◆ **Task prompt**: Where does the word "glyph" appear in the entries below? Copy each line that holds it.
Segment Start: Supplied material
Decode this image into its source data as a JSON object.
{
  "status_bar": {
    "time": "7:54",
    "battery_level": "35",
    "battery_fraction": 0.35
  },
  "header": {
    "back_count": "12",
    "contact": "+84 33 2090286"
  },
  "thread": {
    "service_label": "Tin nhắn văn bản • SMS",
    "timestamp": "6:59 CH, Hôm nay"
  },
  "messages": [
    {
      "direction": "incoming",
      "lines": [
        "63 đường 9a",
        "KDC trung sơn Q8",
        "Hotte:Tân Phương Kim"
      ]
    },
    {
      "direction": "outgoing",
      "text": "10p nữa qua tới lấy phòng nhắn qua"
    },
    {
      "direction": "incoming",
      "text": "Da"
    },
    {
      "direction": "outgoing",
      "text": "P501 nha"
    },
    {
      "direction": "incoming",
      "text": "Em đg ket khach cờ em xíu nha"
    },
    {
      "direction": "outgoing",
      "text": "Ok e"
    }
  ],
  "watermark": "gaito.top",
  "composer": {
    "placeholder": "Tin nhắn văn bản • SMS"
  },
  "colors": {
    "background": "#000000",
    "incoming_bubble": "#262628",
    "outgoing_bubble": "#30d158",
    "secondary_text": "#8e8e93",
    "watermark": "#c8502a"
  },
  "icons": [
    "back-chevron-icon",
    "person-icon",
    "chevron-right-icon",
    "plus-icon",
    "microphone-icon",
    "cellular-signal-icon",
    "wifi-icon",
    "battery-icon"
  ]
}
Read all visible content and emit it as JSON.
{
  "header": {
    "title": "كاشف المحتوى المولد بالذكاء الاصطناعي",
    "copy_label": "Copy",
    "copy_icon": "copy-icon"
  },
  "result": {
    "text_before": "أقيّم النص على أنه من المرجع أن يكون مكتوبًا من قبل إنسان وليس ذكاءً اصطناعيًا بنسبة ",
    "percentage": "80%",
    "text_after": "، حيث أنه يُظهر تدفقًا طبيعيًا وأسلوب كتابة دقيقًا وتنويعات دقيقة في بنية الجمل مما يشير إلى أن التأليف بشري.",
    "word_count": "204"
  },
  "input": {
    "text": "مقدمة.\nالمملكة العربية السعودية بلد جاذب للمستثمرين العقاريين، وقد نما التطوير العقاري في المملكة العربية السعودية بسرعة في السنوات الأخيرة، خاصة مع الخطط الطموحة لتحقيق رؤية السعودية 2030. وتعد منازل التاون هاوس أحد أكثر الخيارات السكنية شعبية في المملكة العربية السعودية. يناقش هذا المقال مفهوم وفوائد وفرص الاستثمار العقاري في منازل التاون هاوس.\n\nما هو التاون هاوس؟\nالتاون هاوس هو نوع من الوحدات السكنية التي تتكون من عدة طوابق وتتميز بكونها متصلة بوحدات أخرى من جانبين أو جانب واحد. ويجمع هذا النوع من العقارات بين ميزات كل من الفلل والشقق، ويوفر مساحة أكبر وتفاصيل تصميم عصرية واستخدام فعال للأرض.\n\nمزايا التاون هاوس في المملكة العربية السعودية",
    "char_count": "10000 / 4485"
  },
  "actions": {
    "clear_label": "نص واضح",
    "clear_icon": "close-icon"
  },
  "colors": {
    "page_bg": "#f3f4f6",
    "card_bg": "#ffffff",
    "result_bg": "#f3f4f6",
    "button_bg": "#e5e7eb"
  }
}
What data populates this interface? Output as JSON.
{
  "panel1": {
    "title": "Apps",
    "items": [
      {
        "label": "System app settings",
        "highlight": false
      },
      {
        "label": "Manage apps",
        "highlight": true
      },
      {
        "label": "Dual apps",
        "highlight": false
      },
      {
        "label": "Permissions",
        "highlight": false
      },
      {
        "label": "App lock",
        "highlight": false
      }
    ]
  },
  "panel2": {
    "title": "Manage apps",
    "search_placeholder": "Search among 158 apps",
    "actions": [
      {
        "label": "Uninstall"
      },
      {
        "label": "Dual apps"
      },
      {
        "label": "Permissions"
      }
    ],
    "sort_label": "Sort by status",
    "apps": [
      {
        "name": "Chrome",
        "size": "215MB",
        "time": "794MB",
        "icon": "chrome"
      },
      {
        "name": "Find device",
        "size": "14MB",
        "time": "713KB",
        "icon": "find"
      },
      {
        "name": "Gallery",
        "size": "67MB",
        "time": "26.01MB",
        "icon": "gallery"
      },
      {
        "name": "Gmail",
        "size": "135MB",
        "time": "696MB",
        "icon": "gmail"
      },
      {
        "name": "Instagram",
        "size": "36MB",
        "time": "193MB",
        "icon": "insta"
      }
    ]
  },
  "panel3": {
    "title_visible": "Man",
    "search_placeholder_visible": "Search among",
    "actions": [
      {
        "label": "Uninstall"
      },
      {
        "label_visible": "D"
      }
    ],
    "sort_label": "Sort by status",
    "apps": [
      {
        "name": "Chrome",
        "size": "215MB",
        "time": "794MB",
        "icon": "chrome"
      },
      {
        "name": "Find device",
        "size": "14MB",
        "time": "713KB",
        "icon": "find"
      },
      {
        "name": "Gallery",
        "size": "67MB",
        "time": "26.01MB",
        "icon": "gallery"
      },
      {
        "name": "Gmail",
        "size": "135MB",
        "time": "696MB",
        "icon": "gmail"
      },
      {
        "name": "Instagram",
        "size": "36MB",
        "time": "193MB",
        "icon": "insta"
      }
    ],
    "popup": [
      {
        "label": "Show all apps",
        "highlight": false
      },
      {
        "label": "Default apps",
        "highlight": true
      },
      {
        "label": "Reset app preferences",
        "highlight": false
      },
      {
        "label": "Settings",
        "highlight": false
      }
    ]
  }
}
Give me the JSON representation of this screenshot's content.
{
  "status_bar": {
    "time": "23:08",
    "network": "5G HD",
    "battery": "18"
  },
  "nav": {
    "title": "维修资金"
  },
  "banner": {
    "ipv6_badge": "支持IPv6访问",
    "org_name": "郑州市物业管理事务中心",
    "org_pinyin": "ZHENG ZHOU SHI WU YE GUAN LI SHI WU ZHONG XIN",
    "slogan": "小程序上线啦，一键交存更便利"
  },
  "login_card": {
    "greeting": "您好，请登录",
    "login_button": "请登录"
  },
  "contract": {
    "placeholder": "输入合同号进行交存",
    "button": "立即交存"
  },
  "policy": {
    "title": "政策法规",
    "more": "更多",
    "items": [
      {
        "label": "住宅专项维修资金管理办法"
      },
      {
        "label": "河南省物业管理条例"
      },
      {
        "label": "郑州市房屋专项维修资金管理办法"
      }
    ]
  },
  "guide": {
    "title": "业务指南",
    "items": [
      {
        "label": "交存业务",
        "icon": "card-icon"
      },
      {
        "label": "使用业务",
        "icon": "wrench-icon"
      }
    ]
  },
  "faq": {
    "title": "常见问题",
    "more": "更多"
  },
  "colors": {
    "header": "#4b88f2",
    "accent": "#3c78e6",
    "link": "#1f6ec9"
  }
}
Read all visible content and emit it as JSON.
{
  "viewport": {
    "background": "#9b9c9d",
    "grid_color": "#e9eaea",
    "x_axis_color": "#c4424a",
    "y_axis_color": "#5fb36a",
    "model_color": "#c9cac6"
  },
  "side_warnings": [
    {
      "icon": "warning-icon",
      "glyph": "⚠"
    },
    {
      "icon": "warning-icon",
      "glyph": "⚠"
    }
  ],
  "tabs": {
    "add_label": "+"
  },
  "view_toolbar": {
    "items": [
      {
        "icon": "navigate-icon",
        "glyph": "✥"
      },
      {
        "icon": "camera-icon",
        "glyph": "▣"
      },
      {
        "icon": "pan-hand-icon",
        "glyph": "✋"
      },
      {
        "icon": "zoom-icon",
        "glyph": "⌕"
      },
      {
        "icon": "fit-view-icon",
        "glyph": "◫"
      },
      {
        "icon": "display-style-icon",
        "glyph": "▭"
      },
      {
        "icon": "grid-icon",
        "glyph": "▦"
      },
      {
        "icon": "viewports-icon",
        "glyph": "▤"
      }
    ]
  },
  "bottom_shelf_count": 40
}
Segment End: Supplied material
◆ **Exercise answer**:
      "glyph": "⚠"
      "glyph": "⚠"
        "glyph": "✥"
        "glyph": "▣"
        "glyph": "✋"
        "glyph": "⌕"
        "glyph": "◫"
        "glyph": "▭"
        "glyph": "▦"
        "glyph": "▤"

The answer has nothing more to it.